Your task is to copy every line of the entries that holds the word "name".

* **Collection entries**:
BEGIN

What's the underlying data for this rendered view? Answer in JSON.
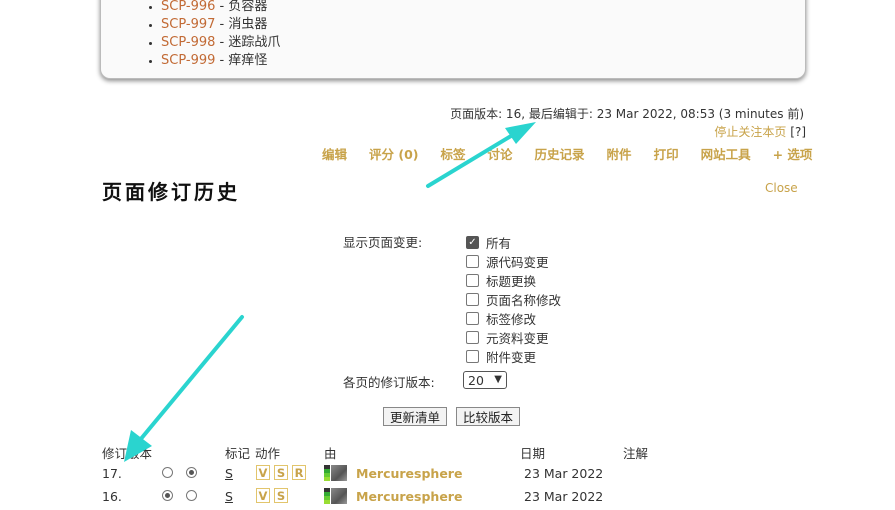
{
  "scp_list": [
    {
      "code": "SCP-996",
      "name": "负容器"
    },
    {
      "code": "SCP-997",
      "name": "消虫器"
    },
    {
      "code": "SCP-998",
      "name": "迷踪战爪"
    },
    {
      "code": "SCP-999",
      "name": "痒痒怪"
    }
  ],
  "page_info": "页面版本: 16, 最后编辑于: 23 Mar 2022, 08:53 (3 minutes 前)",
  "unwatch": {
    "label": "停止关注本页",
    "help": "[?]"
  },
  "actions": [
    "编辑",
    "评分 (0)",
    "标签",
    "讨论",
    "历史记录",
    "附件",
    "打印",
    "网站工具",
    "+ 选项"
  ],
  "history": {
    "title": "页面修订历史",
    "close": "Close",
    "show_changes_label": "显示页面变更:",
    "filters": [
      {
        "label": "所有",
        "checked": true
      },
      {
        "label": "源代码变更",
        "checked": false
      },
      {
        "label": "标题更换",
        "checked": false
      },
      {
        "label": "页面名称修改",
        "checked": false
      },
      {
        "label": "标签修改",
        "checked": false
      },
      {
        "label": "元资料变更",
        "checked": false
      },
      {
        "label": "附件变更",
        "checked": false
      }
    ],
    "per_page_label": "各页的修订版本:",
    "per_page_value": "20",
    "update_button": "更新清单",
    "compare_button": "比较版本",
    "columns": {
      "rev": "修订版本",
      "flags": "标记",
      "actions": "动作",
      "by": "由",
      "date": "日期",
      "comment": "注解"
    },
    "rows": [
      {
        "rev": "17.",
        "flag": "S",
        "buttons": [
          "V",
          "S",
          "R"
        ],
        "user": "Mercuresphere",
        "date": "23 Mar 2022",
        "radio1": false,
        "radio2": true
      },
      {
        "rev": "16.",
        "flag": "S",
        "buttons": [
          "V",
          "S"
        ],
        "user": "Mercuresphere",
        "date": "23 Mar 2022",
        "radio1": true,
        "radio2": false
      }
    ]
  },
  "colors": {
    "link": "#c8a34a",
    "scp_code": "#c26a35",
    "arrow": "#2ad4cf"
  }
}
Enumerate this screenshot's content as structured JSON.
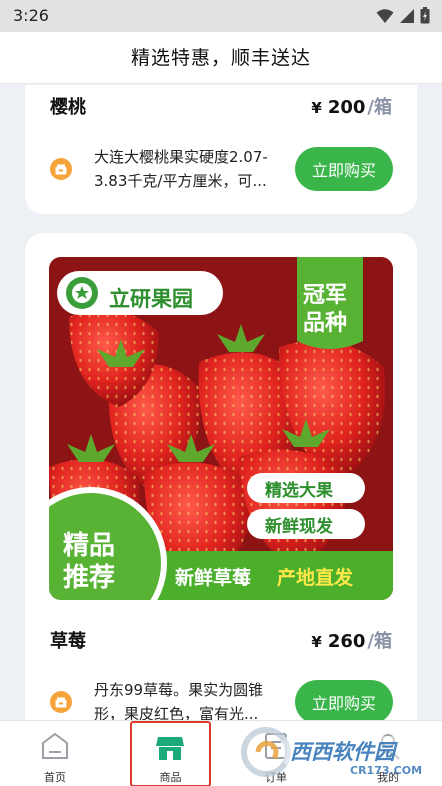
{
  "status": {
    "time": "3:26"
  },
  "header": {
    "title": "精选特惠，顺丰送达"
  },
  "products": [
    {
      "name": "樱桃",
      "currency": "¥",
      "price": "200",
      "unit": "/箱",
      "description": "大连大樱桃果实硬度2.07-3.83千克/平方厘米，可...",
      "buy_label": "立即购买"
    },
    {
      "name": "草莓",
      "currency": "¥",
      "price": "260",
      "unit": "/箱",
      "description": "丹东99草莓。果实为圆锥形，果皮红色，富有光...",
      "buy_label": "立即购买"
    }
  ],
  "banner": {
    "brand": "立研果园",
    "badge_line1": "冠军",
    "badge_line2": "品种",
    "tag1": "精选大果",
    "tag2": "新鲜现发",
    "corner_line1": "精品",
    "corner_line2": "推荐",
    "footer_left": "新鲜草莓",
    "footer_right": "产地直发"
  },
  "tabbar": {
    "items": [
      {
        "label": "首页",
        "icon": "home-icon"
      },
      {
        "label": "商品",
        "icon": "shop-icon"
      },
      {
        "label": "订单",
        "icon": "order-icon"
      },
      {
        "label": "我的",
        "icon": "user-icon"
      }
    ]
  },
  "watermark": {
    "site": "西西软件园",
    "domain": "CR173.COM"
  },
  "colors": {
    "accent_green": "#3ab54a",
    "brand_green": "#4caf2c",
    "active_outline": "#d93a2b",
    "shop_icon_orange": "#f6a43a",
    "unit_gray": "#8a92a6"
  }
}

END
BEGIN

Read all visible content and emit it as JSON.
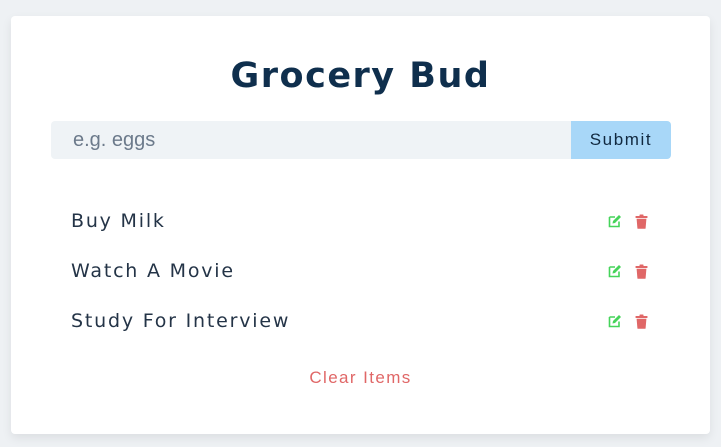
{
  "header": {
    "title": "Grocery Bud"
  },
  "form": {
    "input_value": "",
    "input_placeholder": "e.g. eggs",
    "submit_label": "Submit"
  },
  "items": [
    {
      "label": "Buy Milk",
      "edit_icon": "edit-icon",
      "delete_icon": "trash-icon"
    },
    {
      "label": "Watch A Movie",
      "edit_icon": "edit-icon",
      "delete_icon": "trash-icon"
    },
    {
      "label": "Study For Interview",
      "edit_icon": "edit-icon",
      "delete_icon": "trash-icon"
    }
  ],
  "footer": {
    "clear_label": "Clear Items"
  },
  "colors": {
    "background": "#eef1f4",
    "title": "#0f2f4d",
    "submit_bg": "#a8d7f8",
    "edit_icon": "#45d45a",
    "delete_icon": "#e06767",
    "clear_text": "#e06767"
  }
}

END
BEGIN

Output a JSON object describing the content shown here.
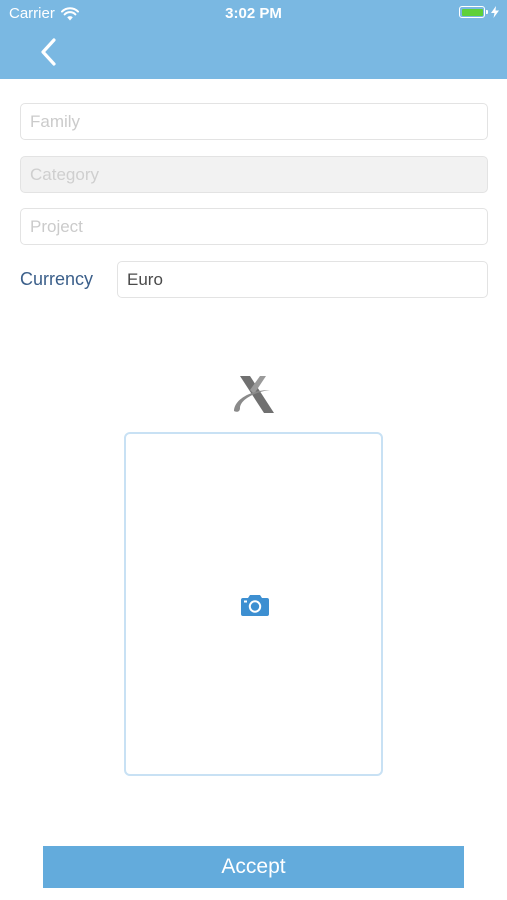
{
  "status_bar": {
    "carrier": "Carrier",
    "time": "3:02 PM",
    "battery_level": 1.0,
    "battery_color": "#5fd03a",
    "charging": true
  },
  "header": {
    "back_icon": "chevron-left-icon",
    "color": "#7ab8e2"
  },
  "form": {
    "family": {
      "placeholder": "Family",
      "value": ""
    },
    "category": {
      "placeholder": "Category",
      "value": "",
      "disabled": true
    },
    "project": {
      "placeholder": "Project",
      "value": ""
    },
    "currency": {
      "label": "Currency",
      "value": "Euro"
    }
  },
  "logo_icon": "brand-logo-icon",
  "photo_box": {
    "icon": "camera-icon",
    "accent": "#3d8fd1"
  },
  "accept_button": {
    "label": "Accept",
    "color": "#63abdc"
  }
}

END

* **Reply**:
      "name": "负容器"
      "name": "消虫器"
      "name": "迷踪战爪"
      "name": "痒痒怪"
      "name": "樱桃",
      "name": "草莓",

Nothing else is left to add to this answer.